Four words that sum up the apartment search in Chicago? A real “suite” challenge

Apartment seekers in Chicago are in for quite the challenge (Seriously, I toured 10 units in the last few weeks alone). But what if we told you snagging a suburban rental is even harder?

Actually, the challenge persists all across the Midwest. And while it’s great for the regional economy, it’s not so great for renter morale—or their wallets.

Though Miami was the most competitive rental market during this summer’s peak moving season, the Midwest has been declared America’s hottest apartment region, due to the wide range of housing options and a lower cost of living compared to the coasts.

In their newest report, RentCafe analyzed 139 markets in the U.S. where data was available, by using five relevant metrics to rank the nation’s hottest renting spots in peak season: (1) the number of days apartments stayed vacant; (2) the percentage of apartments that were occupied by renters; (3) how many renters applied for the same available apartment; (4) the percentage of renters who renewed their leases; and (5) the share of new apartments opened recently.

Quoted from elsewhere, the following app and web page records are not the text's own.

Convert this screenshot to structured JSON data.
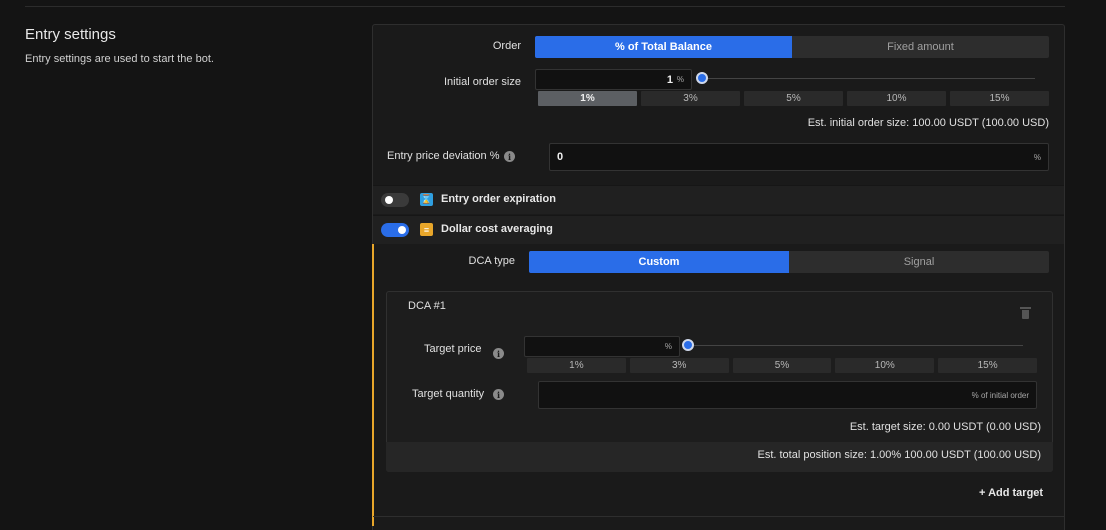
{
  "section": {
    "title": "Entry settings",
    "description": "Entry settings are used to start the bot."
  },
  "order": {
    "label": "Order",
    "options": [
      "% of Total Balance",
      "Fixed amount"
    ],
    "selected": "% of Total Balance"
  },
  "initial_order": {
    "label": "Initial order size",
    "value": "1",
    "unit": "%",
    "slider_fraction": 0.0,
    "presets": [
      "1%",
      "3%",
      "5%",
      "10%",
      "15%"
    ],
    "active_preset": "1%",
    "estimate": "Est. initial order size: 100.00 USDT (100.00 USD)"
  },
  "entry_deviation": {
    "label": "Entry price deviation %",
    "value": "0",
    "unit": "%"
  },
  "features": {
    "expiration": {
      "label": "Entry order expiration",
      "enabled": false,
      "icon": "hourglass-icon",
      "color": "#2f9fe0"
    },
    "dca": {
      "label": "Dollar cost averaging",
      "enabled": true,
      "icon": "dca-icon",
      "color": "#e8a62a"
    }
  },
  "dca": {
    "type_label": "DCA type",
    "type_options": [
      "Custom",
      "Signal"
    ],
    "type_selected": "Custom",
    "card": {
      "title": "DCA #1",
      "target_price_label": "Target price",
      "target_price_value": "",
      "target_price_unit": "%",
      "slider_fraction": 0.0,
      "presets": [
        "1%",
        "3%",
        "5%",
        "10%",
        "15%"
      ],
      "target_quantity_label": "Target quantity",
      "target_quantity_value": "",
      "target_quantity_unit": "% of initial order",
      "est_target": "Est. target size: 0.00 USDT (0.00 USD)",
      "est_total": "Est. total position size: 1.00% 100.00 USDT (100.00 USD)"
    },
    "add_target_label": "+ Add target"
  },
  "colors": {
    "accent": "#2a6de8",
    "dca_accent": "#e8a62a",
    "background": "#141414",
    "panel": "#1a1a1a"
  }
}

To determine the rental market’s competitiveness, they calculated a Rental Competitivity Index (RCI). In peak rental season, the national score was 60, which means that the apartment market was moderately competitive during the year’s busiest time for renting.

Let’s get into it.

First up on the list, Milwaukee, Wisconsin, emerged as the second most competitive rental market in the country in peak rental season, with a RCI score of 116. Available rental apartments here fill within a month, with 16 renters competing for each vacant unit.

Following as the fourth-hottest rental market in the country, Suburban Chicago boasted a RCI score of 112. Cities like Joliet, Aurora, Naperville, Elgin or Skokie in Illinois—stretching as far as Gary and Hammond in Indiana—offer more space and a less congested place to call home, driving competition, based on the report.

In fact, Suburban Chicago climbed six spots since the start of the rental season. And with less that 5% of the rentals here available and little to no apartments built recently, 67.3% of apartment dwellers in the area decided to just stay put.

Not to mention, RentCafe reported that those who are looking for a new home must compete with 14 other renters to secure an apartment. On average, a vacant unit in Suburban Chicago is occupied within 33 days.

Other Midwestern markets that are highly competitive include Grand Rapids, Michigan; Omaha, Nebraska; Kansas City, Kansas; Cincinnati; and Chicago.


Source: Four words that sum up the apartment search in Chicago? A real “suite” challenge